------ Data to use ------
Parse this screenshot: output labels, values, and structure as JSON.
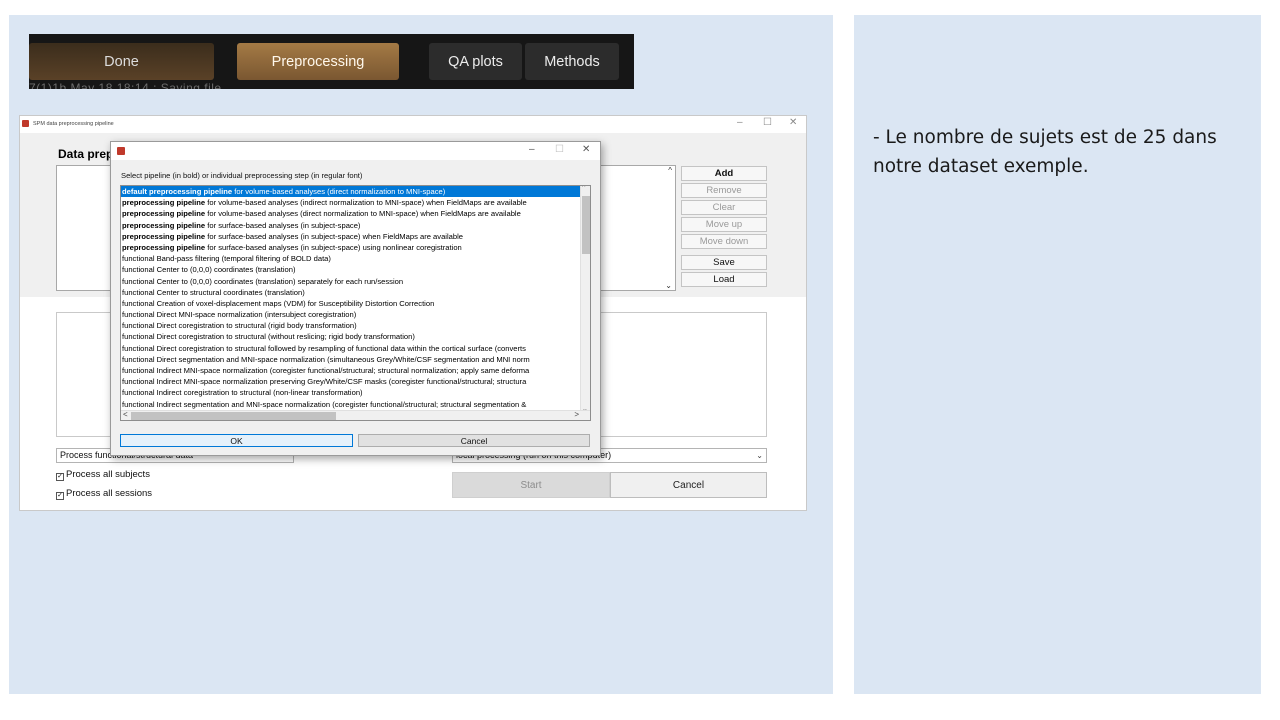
{
  "slide_note": "- Le nombre de sujets est de 25 dans notre dataset exemple.",
  "tabs": {
    "done": "Done",
    "preprocessing": "Preprocessing",
    "qa_plots": "QA plots",
    "methods": "Methods",
    "ghost_text": "7(1)1b May 18 18:14 : Saving file"
  },
  "main_window": {
    "title": "SPM data preprocessing pipeline",
    "heading": "Data prep",
    "window_controls": {
      "minimize": "–",
      "maximize": "☐",
      "close": "✕"
    },
    "side_buttons": {
      "add": "Add",
      "remove": "Remove",
      "clear": "Clear",
      "move_up": "Move up",
      "move_down": "Move down",
      "save": "Save",
      "load": "Load"
    },
    "process_select": "Process functional/structural data",
    "processing_select": "local processing (run on this computer)",
    "check_subjects": "Process all subjects",
    "check_sessions": "Process all sessions",
    "start_button": "Start",
    "cancel_button": "Cancel"
  },
  "dialog": {
    "window_controls": {
      "minimize": "–",
      "maximize": "☐",
      "close": "✕"
    },
    "prompt": "Select pipeline (in bold) or individual preprocessing step (in regular font)",
    "selected_index": 0,
    "items": [
      {
        "bold": "default preprocessing pipeline",
        "rest": " for volume-based analyses (direct normalization to MNI-space)"
      },
      {
        "bold": "preprocessing pipeline",
        "rest": " for volume-based analyses (indirect normalization to MNI-space) when FieldMaps are available"
      },
      {
        "bold": "preprocessing pipeline",
        "rest": " for volume-based analyses (direct normalization to MNI-space) when FieldMaps are available"
      },
      {
        "bold": "preprocessing pipeline",
        "rest": " for surface-based analyses (in subject-space)"
      },
      {
        "bold": "preprocessing pipeline",
        "rest": " for surface-based analyses (in subject-space) when FieldMaps are available"
      },
      {
        "bold": "preprocessing pipeline",
        "rest": " for surface-based analyses (in subject-space) using nonlinear coregistration"
      },
      {
        "bold": "",
        "rest": "functional Band-pass filtering (temporal filtering of BOLD data)"
      },
      {
        "bold": "",
        "rest": "functional Center to (0,0,0) coordinates (translation)"
      },
      {
        "bold": "",
        "rest": "functional Center to (0,0,0) coordinates (translation) separately for each run/session"
      },
      {
        "bold": "",
        "rest": "functional Center to structural coordinates (translation)"
      },
      {
        "bold": "",
        "rest": "functional Creation of voxel-displacement maps (VDM) for Susceptibility Distortion Correction"
      },
      {
        "bold": "",
        "rest": "functional Direct MNI-space normalization (intersubject coregistration)"
      },
      {
        "bold": "",
        "rest": "functional Direct coregistration to structural (rigid body transformation)"
      },
      {
        "bold": "",
        "rest": "functional Direct coregistration to structural (without reslicing; rigid body transformation)"
      },
      {
        "bold": "",
        "rest": "functional Direct coregistration to structural followed by resampling of functional data within the cortical surface (converts"
      },
      {
        "bold": "",
        "rest": "functional Direct segmentation and MNI-space normalization (simultaneous Grey/White/CSF segmentation and MNI norm"
      },
      {
        "bold": "",
        "rest": "functional Indirect MNI-space normalization (coregister functional/structural; structural normalization; apply same deforma"
      },
      {
        "bold": "",
        "rest": "functional Indirect MNI-space normalization preserving Grey/White/CSF masks (coregister functional/structural; structura"
      },
      {
        "bold": "",
        "rest": "functional Indirect coregistration to structural (non-linear transformation)"
      },
      {
        "bold": "",
        "rest": "functional Indirect segmentation and MNI-space normalization (coregister functional/structural; structural segmentation &"
      }
    ],
    "ok_button": "OK",
    "cancel_button": "Cancel"
  },
  "colors": {
    "panel_bg": "#dbe6f3",
    "selection": "#0078d7",
    "tab_active": "#a47a45",
    "tab_bar": "#161616"
  }
}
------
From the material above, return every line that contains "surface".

▸ **Task output**:
        "rest": " for surface-based analyses (in subject-space)"
        "rest": " for surface-based analyses (in subject-space) when FieldMaps are available"
        "rest": " for surface-based analyses (in subject-space) using nonlinear coregistration"
        "rest": "functional Direct coregistration to structural followed by resampling of functional data within the cortical surface (converts"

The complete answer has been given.